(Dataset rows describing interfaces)
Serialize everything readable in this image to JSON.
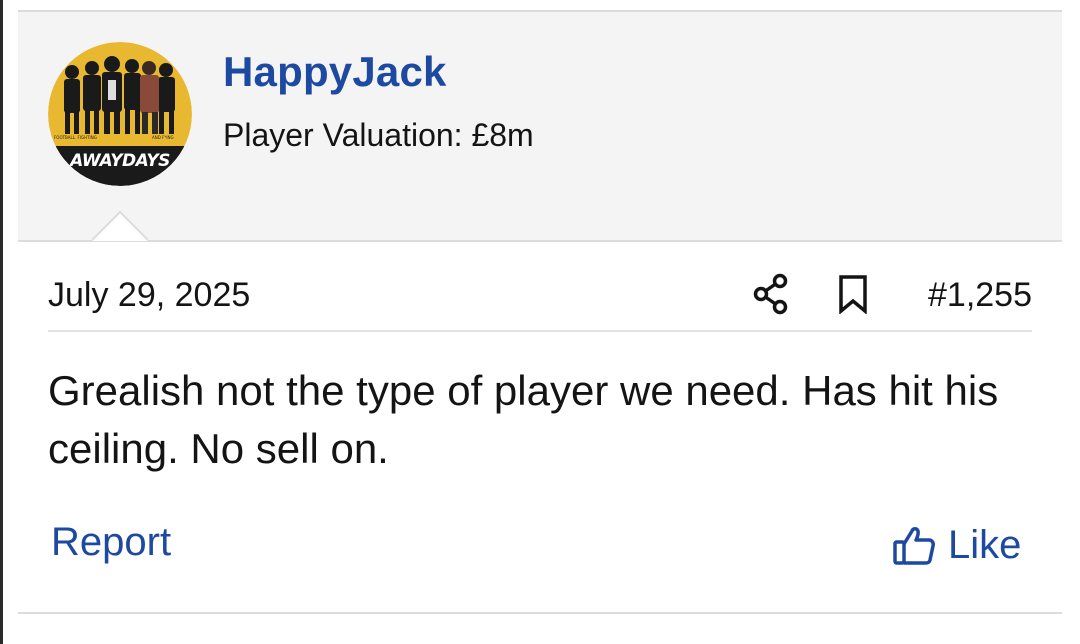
{
  "user": {
    "name": "HappyJack",
    "title": "Player Valuation: £8m",
    "avatar_text": "AWAYDAYS"
  },
  "post": {
    "date": "July 29, 2025",
    "number": "#1,255",
    "message": "Grealish not the type of player we need. Has hit his ceiling. No sell on."
  },
  "actions": {
    "report_label": "Report",
    "like_label": "Like"
  },
  "icons": {
    "share": "share-icon",
    "bookmark": "bookmark-icon",
    "like": "thumbs-up-icon"
  },
  "colors": {
    "link": "#1d4aa0",
    "user_block_bg": "#f4f4f4",
    "avatar_gold": "#e8b830"
  }
}
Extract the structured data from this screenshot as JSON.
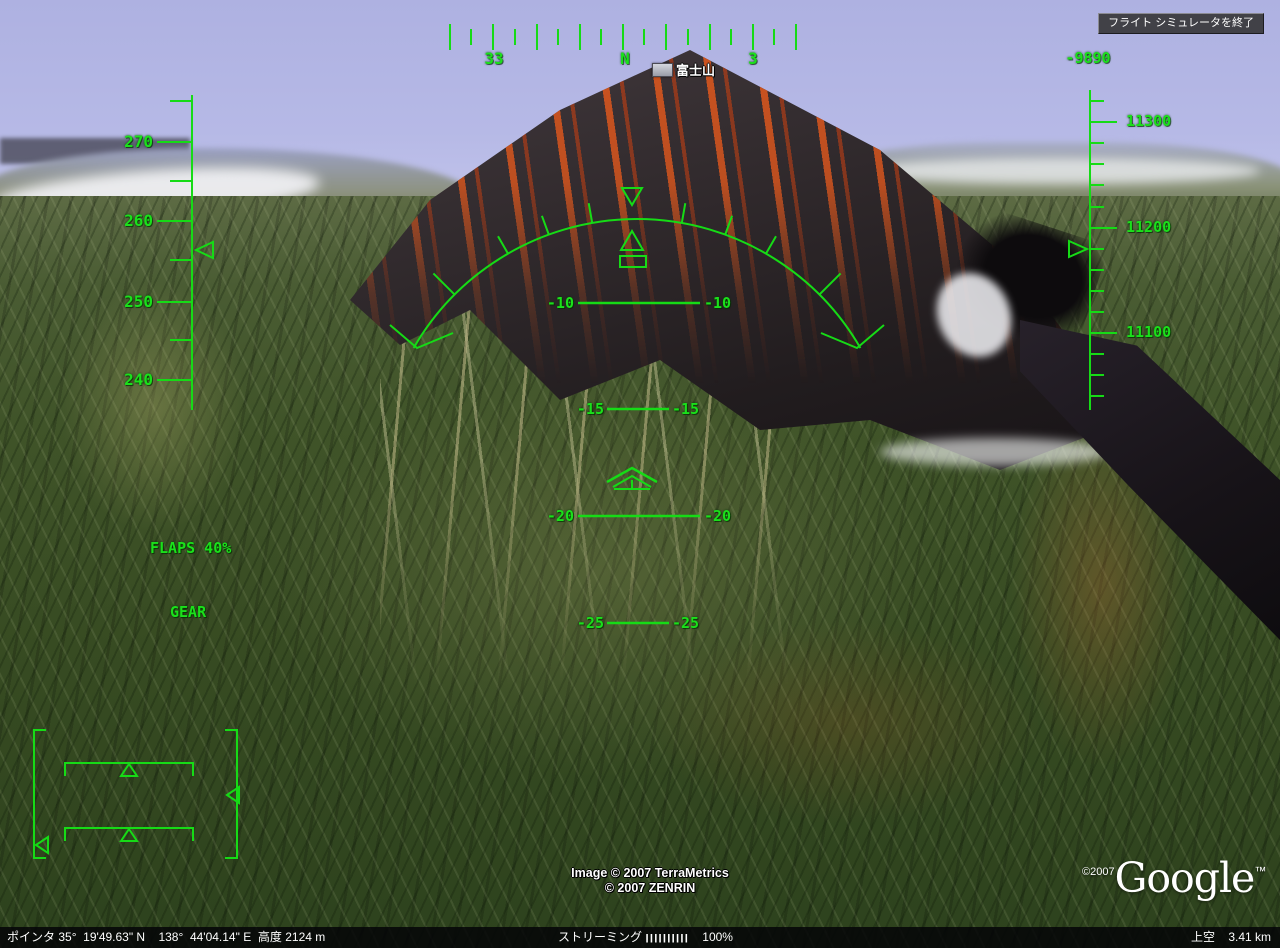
{
  "window": {
    "exit_button_label": "フライト シミュレータを終了"
  },
  "placemark": {
    "label": "富士山"
  },
  "hud": {
    "compass": {
      "labels": [
        "33",
        "N",
        "3"
      ]
    },
    "speed_tape": {
      "labels": [
        "270",
        "260",
        "250",
        "240"
      ]
    },
    "altitude_tape": {
      "top_value": "-9890",
      "labels": [
        "11300",
        "11200",
        "11100"
      ]
    },
    "pitch": {
      "lines": [
        "-10",
        "-15",
        "-20",
        "-25"
      ]
    },
    "flaps": "FLAPS 40%",
    "gear": "GEAR"
  },
  "attribution": {
    "line1": "Image © 2007 TerraMetrics",
    "line2": "© 2007 ZENRIN"
  },
  "google_logo": {
    "copyright": "©2007",
    "text": "Google",
    "tm": "™"
  },
  "status_bar": {
    "pointer_label": "ポインタ",
    "latitude": "35°  19'49.63\" N",
    "longitude": "138°  44'04.14\" E",
    "altitude_label": "高度",
    "altitude_value": "2124 m",
    "streaming_label": "ストリーミング",
    "streaming_bars": "||||||||||",
    "streaming_percent": "100%",
    "eye_altitude_label": "上空",
    "eye_altitude_value": "3.41 km"
  },
  "colors": {
    "hud_green": "#1be01b",
    "sky": "#b1b4e3",
    "status_bar_bg": "#040407"
  }
}
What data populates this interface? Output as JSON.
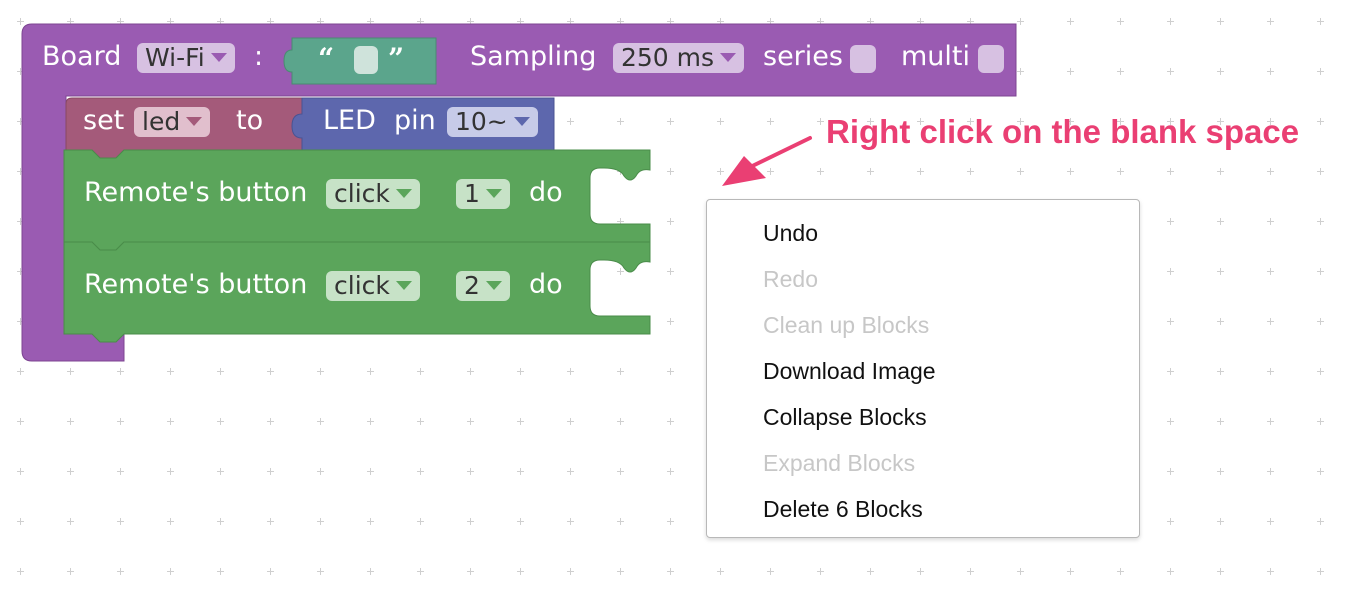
{
  "board_block": {
    "label": "Board",
    "dropdown": "Wi-Fi",
    "colon": ":",
    "quote_open": "“",
    "quote_close": "”",
    "sampling_label": "Sampling",
    "sampling_value": "250 ms",
    "series_label": "series",
    "multi_label": "multi",
    "color": "#9a5bb2"
  },
  "set_block": {
    "set_label": "set",
    "variable": "led",
    "to_label": "to",
    "color": "#a45a7a"
  },
  "led_block": {
    "label": "LED",
    "pin_label": "pin",
    "pin_value": "10~",
    "color": "#5d67ad"
  },
  "remote_blocks": [
    {
      "label": "Remote's button",
      "event": "click",
      "button": "1",
      "do_label": "do"
    },
    {
      "label": "Remote's button",
      "event": "click",
      "button": "2",
      "do_label": "do"
    }
  ],
  "remote_color": "#5ba55b",
  "context_menu": {
    "items": [
      {
        "label": "Undo",
        "enabled": true
      },
      {
        "label": "Redo",
        "enabled": false
      },
      {
        "label": "Clean up Blocks",
        "enabled": false
      },
      {
        "label": "Download Image",
        "enabled": true
      },
      {
        "label": "Collapse Blocks",
        "enabled": true
      },
      {
        "label": "Expand Blocks",
        "enabled": false
      },
      {
        "label": "Delete 6 Blocks",
        "enabled": true
      }
    ]
  },
  "annotation": {
    "text": "Right click on the blank space",
    "color": "#ea3f73"
  }
}
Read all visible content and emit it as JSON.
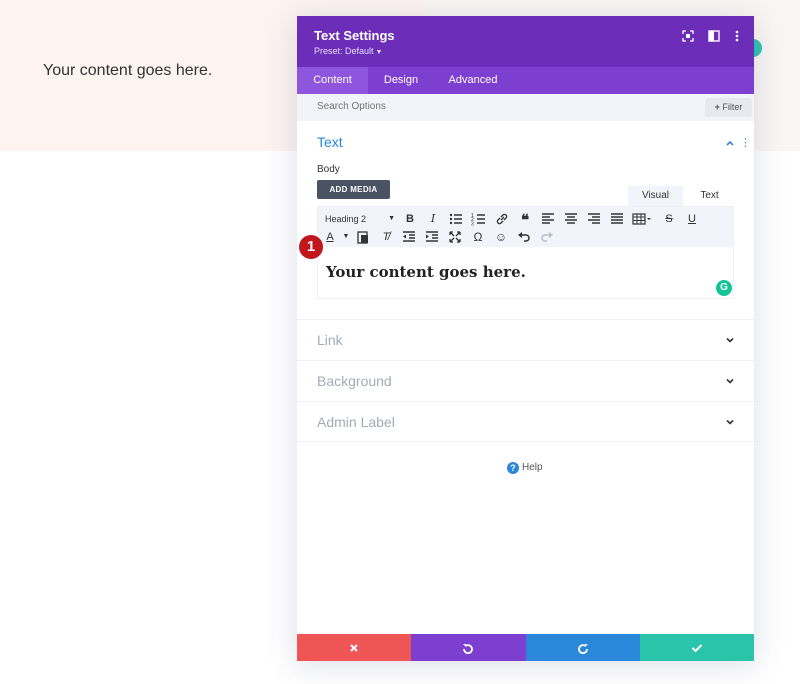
{
  "page": {
    "content_text": "Your content goes here."
  },
  "modal": {
    "title": "Text Settings",
    "preset": "Preset: Default",
    "header_icons": [
      "focus-icon",
      "split-view-icon",
      "more-vert-icon"
    ],
    "tabs": [
      {
        "label": "Content",
        "active": true
      },
      {
        "label": "Design",
        "active": false
      },
      {
        "label": "Advanced",
        "active": false
      }
    ],
    "search": {
      "placeholder": "Search Options",
      "filter_label": "Filter"
    },
    "text_section": {
      "title": "Text",
      "body_label": "Body",
      "add_media_label": "ADD MEDIA",
      "editor_tabs": {
        "visual": "Visual",
        "text": "Text"
      },
      "heading_select": "Heading 2",
      "content": "Your content goes here.",
      "grammarly": "G"
    },
    "badge": "1",
    "sections": [
      {
        "label": "Link"
      },
      {
        "label": "Background"
      },
      {
        "label": "Admin Label"
      }
    ],
    "help_label": "Help",
    "colors": {
      "header": "#6c2eb9",
      "tabs": "#7d3fd0",
      "accent_blue": "#2b87da",
      "footer_cancel": "#ef5555",
      "footer_undo": "#7d3fd0",
      "footer_redo": "#2b87da",
      "footer_save": "#29c4a9"
    }
  }
}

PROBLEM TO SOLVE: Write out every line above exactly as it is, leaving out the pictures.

ANSWER SPACE:
Serialize everything readable in this image to JSON.
{
  "user": {
    "name": "HappyJack",
    "title": "Player Valuation: £8m",
    "avatar_text": "AWAYDAYS"
  },
  "post": {
    "date": "July 29, 2025",
    "number": "#1,255",
    "message": "Grealish not the type of player we need. Has hit his ceiling. No sell on."
  },
  "actions": {
    "report_label": "Report",
    "like_label": "Like"
  },
  "icons": {
    "share": "share-icon",
    "bookmark": "bookmark-icon",
    "like": "thumbs-up-icon"
  },
  "colors": {
    "link": "#1d4aa0",
    "user_block_bg": "#f4f4f4",
    "avatar_gold": "#e8b830"
  }
}
Extract the structured data from this screenshot as JSON.
{
  "window": {
    "exit_button_label": "フライト シミュレータを終了"
  },
  "placemark": {
    "label": "富士山"
  },
  "hud": {
    "compass": {
      "labels": [
        "33",
        "N",
        "3"
      ]
    },
    "speed_tape": {
      "labels": [
        "270",
        "260",
        "250",
        "240"
      ]
    },
    "altitude_tape": {
      "top_value": "-9890",
      "labels": [
        "11300",
        "11200",
        "11100"
      ]
    },
    "pitch": {
      "lines": [
        "-10",
        "-15",
        "-20",
        "-25"
      ]
    },
    "flaps": "FLAPS 40%",
    "gear": "GEAR"
  },
  "attribution": {
    "line1": "Image © 2007 TerraMetrics",
    "line2": "© 2007 ZENRIN"
  },
  "google_logo": {
    "copyright": "©2007",
    "text": "Google",
    "tm": "™"
  },
  "status_bar": {
    "pointer_label": "ポインタ",
    "latitude": "35°  19'49.63\" N",
    "longitude": "138°  44'04.14\" E",
    "altitude_label": "高度",
    "altitude_value": "2124 m",
    "streaming_label": "ストリーミング",
    "streaming_bars": "||||||||||",
    "streaming_percent": "100%",
    "eye_altitude_label": "上空",
    "eye_altitude_value": "3.41 km"
  },
  "colors": {
    "hud_green": "#1be01b",
    "sky": "#b1b4e3",
    "status_bar_bg": "#040407"
  }
}
What data populates this interface? Output as JSON.
{
  "board_block": {
    "label": "Board",
    "dropdown": "Wi-Fi",
    "colon": ":",
    "quote_open": "“",
    "quote_close": "”",
    "sampling_label": "Sampling",
    "sampling_value": "250 ms",
    "series_label": "series",
    "multi_label": "multi",
    "color": "#9a5bb2"
  },
  "set_block": {
    "set_label": "set",
    "variable": "led",
    "to_label": "to",
    "color": "#a45a7a"
  },
  "led_block": {
    "label": "LED",
    "pin_label": "pin",
    "pin_value": "10~",
    "color": "#5d67ad"
  },
  "remote_blocks": [
    {
      "label": "Remote's button",
      "event": "click",
      "button": "1",
      "do_label": "do"
    },
    {
      "label": "Remote's button",
      "event": "click",
      "button": "2",
      "do_label": "do"
    }
  ],
  "remote_color": "#5ba55b",
  "context_menu": {
    "items": [
      {
        "label": "Undo",
        "enabled": true
      },
      {
        "label": "Redo",
        "enabled": false
      },
      {
        "label": "Clean up Blocks",
        "enabled": false
      },
      {
        "label": "Download Image",
        "enabled": true
      },
      {
        "label": "Collapse Blocks",
        "enabled": true
      },
      {
        "label": "Expand Blocks",
        "enabled": false
      },
      {
        "label": "Delete 6 Blocks",
        "enabled": true
      }
    ]
  },
  "annotation": {
    "text": "Right click on the blank space",
    "color": "#ea3f73"
  }
}
Read all visible content and emit it as JSON.
{
  "page": {
    "content_text": "Your content goes here."
  },
  "modal": {
    "title": "Text Settings",
    "preset": "Preset: Default",
    "header_icons": [
      "focus-icon",
      "split-view-icon",
      "more-vert-icon"
    ],
    "tabs": [
      {
        "label": "Content",
        "active": true
      },
      {
        "label": "Design",
        "active": false
      },
      {
        "label": "Advanced",
        "active": false
      }
    ],
    "search": {
      "placeholder": "Search Options",
      "filter_label": "Filter"
    },
    "text_section": {
      "title": "Text",
      "body_label": "Body",
      "add_media_label": "ADD MEDIA",
      "editor_tabs": {
        "visual": "Visual",
        "text": "Text"
      },
      "heading_select": "Heading 2",
      "content": "Your content goes here.",
      "grammarly": "G"
    },
    "badge": "1",
    "sections": [
      {
        "label": "Link"
      },
      {
        "label": "Background"
      },
      {
        "label": "Admin Label"
      }
    ],
    "help_label": "Help",
    "colors": {
      "header": "#6c2eb9",
      "tabs": "#7d3fd0",
      "accent_blue": "#2b87da",
      "footer_cancel": "#ef5555",
      "footer_undo": "#7d3fd0",
      "footer_redo": "#2b87da",
      "footer_save": "#29c4a9"
    }
  }
}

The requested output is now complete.